Nov 20, 18 / Sag 16, 02 15:53 UTC
General News: Nov 20 ¶
Astronomers have found evidence for what’s known as a “super-Earth” orbiting around the well known Barnard’s star, a small, faint dwarf star situated only about six light-years away. Even though experts don’t know what this possible planet looks like, but because it is so close its an ideal target for future telescopes to study as they search for extraterrestrial life.
Their finding was outlined in the journal Nature and notes another planet discovered around a relatively close star. Two years ago, astronomers also claimed to find a small, rocky world around Proxima Centauri, which is the nearest star to our Solar System sitting at a mere 4.2 light-years away. Thus, we now have two possible planetary systems situated right next door, which helps boost the idea that our galaxy might be filled with planets.
What’s more, a planet orbiting Barnard’s star is one that we could see eventually. Although experts have detected thousands of planets outside our Solar System, most of these worlds — called exoplanets — are often impossible to observe directly using current telescope technology. They’re so far away that the light from their host stars completely obscures them. However, current telescopes have an easier time seeing planets around nearby stars, such as Barnard’s star. Thus, soon, we could potentially distinguish the light reflected from this planet from the light of its host star, mainly as bigger and more sophisticated observatories are established in the 2020s.
In other news, NASA has selected Jezero Crater as the landing site for their upcoming Mars 2020 rover mission after a five-year search. This search involved scrutinizing and debating every available detail of over 60 candidate locations on Mars by the mission team and the planetary science community.
NASA’s rover mission is set to launch in July 2020 as the space agency’s next step in the exploration of Mars. The mission will look for signs of ancient habitable conditions and past microbial life, and the rover will also gather rock and soil samples and store them in a cache on the planet's surface. NASA and ESA (European Space Agency) are looking into future mission concepts to retrieve the samples and send them back to Earth, so this landing site sets the bar for the next ten years of Mars exploration.

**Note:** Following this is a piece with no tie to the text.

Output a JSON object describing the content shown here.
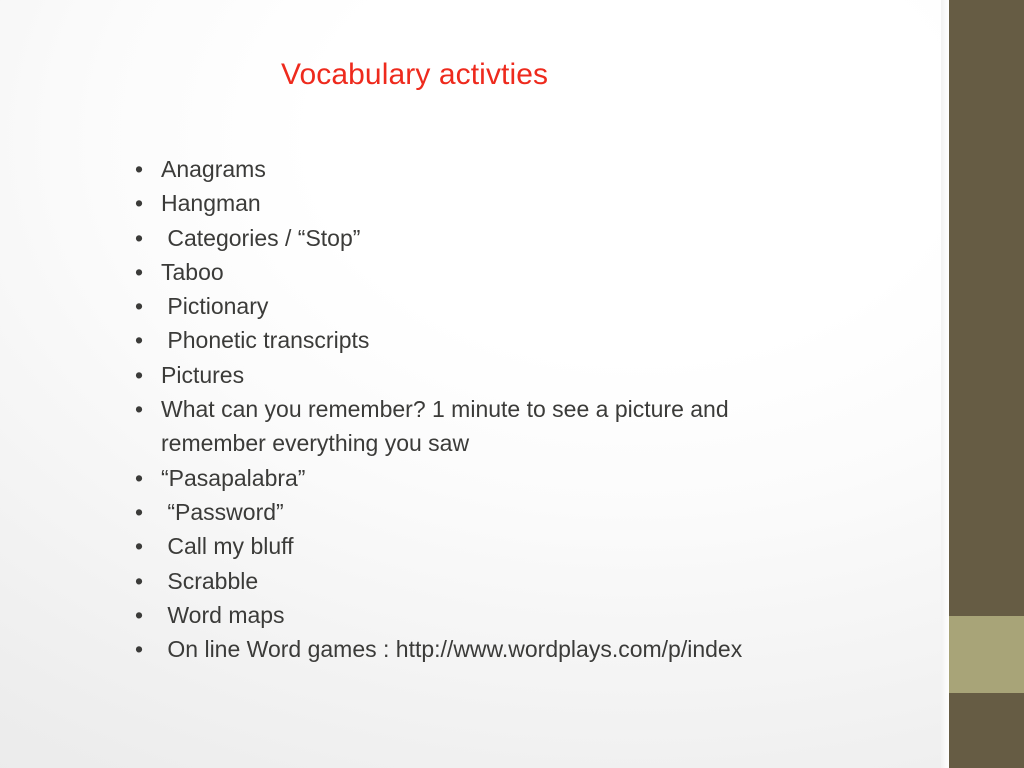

Lastly, the Big Falcon Rocket (BFR), SpaceX’s future massive rocket, now has a new name. Elon Musk, the CEO of SpaceX used his personal Twitter account to say that the transportation portion of the craft, presently called the Big Falcon Spaceship (BFS), will now be named Starship, while the booster portion (the part with the big f’n rockets) will be known as Super Heavy.
In September, the company officially unveiled their plans for the 387-foot Big Falcon Rocket. The company hopes that eventually, it will replace SpaceX’s existing Falcon 9, Falcon Heavy, and Dragon rockets. The spacecraft is presently being developed at the Port of Los Angeles, at an expected cost of $5 billion and will be able to take up to 100 tons of cargo or 100 passengers as far as Mars.
Are you excited about the finding of a new super-Earth? Do you think this new exoplanet could host life? Do you think the Mars rover 2020 mission will find life? Why?
Let's discuss in the comments below!